In traditional Black preaching, the sermon is a dialogue between the minister and the congregation. It isn’t unusual for a preacher to ask as he builds into the heart of his message, “Can I be myself?” only to hear back the affirmation of the crowd. In my own preaching, it is a phrase I often use. At the heart of the question is the philosophical and even psychological posture of the Black church as a whole. The church was and remains the place where Black people could, “be themselves” without the necessary and tiring mental gymnastics, emotional resolve, and cultural contortion needed to live with peace and dignity in a world dominated by White society. At church, in worship, and in the community of God, you could simply be yourself; you could be Black.

The question that continues to haunt me from my moment of singing nervousness two weeks ago is whether church is or can be a place for Asian Americans to be themselves.
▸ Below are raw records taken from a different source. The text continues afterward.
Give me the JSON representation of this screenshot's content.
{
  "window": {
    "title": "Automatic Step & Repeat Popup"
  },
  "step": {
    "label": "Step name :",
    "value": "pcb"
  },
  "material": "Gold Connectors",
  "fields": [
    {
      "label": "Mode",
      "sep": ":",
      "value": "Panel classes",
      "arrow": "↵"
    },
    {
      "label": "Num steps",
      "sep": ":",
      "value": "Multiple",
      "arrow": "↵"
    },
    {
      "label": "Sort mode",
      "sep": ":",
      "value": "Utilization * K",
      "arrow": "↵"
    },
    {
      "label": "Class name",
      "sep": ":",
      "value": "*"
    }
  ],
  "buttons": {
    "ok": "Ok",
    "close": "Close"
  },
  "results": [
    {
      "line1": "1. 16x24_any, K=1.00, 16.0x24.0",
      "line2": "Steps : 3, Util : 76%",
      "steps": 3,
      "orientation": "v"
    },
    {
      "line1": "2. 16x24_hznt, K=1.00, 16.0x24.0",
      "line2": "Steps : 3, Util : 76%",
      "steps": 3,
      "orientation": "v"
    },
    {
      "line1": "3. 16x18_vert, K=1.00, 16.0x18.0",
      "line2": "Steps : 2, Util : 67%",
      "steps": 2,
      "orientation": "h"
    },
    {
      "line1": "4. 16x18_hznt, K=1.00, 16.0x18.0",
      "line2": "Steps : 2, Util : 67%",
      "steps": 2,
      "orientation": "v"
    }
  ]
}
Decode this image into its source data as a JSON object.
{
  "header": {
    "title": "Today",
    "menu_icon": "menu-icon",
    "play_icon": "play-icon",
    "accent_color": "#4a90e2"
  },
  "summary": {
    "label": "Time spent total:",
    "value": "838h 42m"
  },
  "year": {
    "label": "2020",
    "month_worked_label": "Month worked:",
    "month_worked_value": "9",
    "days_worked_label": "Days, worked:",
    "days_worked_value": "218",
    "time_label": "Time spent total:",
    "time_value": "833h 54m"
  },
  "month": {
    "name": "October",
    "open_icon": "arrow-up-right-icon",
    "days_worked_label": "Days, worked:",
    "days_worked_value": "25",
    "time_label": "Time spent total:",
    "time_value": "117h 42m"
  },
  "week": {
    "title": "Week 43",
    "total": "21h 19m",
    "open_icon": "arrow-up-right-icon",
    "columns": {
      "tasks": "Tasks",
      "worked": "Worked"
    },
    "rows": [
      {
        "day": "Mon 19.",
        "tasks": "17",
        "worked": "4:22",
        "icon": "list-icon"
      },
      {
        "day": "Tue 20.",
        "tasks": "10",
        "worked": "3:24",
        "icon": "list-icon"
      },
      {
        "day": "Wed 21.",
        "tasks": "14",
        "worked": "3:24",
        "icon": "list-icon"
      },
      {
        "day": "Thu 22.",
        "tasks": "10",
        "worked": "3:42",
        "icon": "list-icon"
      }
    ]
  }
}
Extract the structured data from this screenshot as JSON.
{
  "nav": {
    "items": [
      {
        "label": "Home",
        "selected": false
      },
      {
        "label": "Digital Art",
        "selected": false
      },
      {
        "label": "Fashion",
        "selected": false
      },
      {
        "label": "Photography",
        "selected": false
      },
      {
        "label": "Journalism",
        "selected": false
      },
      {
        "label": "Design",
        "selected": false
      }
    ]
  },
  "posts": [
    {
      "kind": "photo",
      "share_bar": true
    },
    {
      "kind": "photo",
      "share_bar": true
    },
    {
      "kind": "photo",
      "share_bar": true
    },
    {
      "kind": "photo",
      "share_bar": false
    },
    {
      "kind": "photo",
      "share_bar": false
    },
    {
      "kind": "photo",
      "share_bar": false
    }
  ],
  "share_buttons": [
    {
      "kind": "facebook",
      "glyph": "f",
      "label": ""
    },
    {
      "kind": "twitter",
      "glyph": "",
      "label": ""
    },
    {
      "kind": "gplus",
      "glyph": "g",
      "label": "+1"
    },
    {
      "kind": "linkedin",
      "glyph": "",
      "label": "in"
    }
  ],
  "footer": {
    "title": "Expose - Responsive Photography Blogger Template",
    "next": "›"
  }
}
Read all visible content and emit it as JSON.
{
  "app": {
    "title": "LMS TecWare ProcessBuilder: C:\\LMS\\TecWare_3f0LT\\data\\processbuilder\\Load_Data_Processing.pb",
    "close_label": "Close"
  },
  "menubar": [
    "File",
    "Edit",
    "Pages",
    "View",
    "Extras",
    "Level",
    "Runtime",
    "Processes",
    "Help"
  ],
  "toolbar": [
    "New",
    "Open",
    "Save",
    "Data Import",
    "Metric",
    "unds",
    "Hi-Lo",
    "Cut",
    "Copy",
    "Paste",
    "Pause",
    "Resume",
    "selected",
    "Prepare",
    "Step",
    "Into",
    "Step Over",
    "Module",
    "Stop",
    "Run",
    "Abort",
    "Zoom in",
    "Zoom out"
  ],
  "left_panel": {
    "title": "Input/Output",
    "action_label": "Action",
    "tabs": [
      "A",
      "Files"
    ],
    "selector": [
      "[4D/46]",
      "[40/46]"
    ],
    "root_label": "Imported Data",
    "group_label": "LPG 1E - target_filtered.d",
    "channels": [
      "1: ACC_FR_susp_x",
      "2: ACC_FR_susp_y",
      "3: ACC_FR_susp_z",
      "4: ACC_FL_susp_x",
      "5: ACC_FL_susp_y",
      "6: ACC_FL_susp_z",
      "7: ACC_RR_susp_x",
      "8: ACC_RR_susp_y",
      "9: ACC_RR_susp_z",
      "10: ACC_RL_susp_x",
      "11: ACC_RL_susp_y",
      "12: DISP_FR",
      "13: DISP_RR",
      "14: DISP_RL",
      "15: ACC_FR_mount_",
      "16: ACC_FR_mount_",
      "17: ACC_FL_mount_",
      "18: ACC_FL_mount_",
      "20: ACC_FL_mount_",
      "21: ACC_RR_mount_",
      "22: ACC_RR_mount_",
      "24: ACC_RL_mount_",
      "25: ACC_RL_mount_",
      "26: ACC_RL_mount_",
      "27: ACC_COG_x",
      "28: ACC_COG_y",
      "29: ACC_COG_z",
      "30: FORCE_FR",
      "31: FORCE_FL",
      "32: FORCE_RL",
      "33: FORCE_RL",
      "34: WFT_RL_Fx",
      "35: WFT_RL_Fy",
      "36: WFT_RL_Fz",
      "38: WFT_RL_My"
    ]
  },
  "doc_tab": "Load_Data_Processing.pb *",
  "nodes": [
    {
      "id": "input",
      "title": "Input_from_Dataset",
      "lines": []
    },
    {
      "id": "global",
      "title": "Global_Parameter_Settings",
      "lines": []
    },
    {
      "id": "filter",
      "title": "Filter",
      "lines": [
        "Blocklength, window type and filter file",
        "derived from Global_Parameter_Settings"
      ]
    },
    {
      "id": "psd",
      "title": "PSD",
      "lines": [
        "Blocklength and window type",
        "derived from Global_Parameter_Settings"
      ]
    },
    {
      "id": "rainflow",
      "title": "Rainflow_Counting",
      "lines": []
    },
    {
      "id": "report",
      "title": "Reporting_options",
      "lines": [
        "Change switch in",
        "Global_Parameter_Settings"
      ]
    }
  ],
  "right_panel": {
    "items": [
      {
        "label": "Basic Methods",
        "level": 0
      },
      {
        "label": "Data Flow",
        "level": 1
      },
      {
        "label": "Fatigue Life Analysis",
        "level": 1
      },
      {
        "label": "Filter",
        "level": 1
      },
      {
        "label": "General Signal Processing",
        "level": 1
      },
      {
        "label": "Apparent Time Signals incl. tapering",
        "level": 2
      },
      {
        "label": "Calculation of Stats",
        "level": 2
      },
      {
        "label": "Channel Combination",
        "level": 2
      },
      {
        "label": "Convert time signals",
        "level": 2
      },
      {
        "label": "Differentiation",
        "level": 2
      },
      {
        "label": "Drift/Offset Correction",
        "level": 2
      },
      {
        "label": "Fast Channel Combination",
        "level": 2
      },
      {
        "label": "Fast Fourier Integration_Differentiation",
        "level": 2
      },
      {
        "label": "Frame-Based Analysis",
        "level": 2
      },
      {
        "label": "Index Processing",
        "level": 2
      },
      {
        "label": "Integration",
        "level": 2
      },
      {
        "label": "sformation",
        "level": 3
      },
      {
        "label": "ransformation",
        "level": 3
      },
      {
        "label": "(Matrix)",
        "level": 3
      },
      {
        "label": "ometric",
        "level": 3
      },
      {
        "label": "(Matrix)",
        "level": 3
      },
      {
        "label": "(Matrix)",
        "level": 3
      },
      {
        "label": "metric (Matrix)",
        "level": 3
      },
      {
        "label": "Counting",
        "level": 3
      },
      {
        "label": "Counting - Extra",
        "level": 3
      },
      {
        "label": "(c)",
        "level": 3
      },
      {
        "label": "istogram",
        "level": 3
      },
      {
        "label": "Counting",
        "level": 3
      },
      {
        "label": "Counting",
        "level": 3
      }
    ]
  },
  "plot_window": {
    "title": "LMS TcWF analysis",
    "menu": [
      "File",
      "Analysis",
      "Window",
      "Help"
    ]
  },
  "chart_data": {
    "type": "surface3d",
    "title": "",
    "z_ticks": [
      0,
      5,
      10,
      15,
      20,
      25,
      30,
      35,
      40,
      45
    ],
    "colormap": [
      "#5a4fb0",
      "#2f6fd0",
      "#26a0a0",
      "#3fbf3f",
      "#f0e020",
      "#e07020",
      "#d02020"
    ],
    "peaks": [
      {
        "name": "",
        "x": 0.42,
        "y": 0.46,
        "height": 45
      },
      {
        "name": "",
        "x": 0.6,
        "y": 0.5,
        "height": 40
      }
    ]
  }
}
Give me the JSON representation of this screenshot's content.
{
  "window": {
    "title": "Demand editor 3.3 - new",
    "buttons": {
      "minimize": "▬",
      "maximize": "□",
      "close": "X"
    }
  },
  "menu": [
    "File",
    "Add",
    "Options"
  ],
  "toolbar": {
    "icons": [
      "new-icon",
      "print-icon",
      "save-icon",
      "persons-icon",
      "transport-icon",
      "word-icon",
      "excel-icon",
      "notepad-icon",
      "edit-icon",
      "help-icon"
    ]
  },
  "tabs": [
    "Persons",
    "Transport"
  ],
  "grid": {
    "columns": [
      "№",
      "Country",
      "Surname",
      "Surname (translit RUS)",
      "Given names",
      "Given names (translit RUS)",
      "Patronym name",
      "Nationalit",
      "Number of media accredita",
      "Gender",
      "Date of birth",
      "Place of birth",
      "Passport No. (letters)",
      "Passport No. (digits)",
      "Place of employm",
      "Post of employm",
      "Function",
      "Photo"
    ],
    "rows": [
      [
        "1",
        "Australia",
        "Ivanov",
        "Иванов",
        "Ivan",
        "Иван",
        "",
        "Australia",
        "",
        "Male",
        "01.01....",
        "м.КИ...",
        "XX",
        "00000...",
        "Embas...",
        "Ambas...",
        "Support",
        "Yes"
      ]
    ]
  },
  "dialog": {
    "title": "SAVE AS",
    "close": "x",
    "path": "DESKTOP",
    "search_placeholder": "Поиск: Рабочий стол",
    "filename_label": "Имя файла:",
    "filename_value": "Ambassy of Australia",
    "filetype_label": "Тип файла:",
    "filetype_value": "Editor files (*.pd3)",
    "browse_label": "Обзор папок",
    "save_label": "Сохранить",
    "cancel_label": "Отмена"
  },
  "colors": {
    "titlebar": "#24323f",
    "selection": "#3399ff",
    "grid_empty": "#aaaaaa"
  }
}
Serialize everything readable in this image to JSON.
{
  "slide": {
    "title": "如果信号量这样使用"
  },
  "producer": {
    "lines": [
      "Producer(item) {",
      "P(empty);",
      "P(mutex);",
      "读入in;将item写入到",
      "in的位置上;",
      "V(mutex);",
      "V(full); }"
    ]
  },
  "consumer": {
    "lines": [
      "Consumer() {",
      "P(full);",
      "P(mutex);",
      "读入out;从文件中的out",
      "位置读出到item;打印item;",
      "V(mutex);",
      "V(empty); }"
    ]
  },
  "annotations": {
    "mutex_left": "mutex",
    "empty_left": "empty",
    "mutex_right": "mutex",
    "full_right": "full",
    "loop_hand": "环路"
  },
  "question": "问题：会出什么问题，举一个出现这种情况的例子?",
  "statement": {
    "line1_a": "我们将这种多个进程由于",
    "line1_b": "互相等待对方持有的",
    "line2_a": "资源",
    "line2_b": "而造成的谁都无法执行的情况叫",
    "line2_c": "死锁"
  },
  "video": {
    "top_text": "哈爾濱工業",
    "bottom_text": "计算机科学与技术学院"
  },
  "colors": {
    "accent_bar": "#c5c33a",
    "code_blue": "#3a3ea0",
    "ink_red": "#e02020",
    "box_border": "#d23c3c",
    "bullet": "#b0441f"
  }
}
It is troubling to me that singing a Korean song in Korean at a Korean church during the mostly Korean American 2nd generation worship service would be something exceptional. That it was done by the only non-Korean in attendance is merely icing on the moldy cake. The song is of course, only a symbol of the larger concern. To put it in terms of my own ethno-cultural background, if I cannot preach, pray, sing, and worship like a Black man (whatever that means) at a Black church, where else can I go? If I cannot be “Black” here, where then can I? I believe Asian Americans need to be asking and answering the same question.

Not to put too fine a point on it, or too paint too broadly with inadequate strokes, but my experiences in ministry point me to a sad observation. Often Black students (and others, but I’ll stick with Black folks for now) who have had the most difficult experiences growing up of “not being Black enough” or “trying to be White” are usually the ones most resistant to being involved in ethnic specific ministry for obvious reasons. They are the ones to most often push for multiethnicity and diversity, or who will want to join all White groups where the focus is “not on race.” They are also the ones who ultimately benefit most from being in a Black group where they are challenged to embrace both the beauty and pain of their ethnic identity and see it redeemed in light of the gospel. I suspect the same might be true for many Asian Americans for whom the grail of multiethnicity is just an easy way out.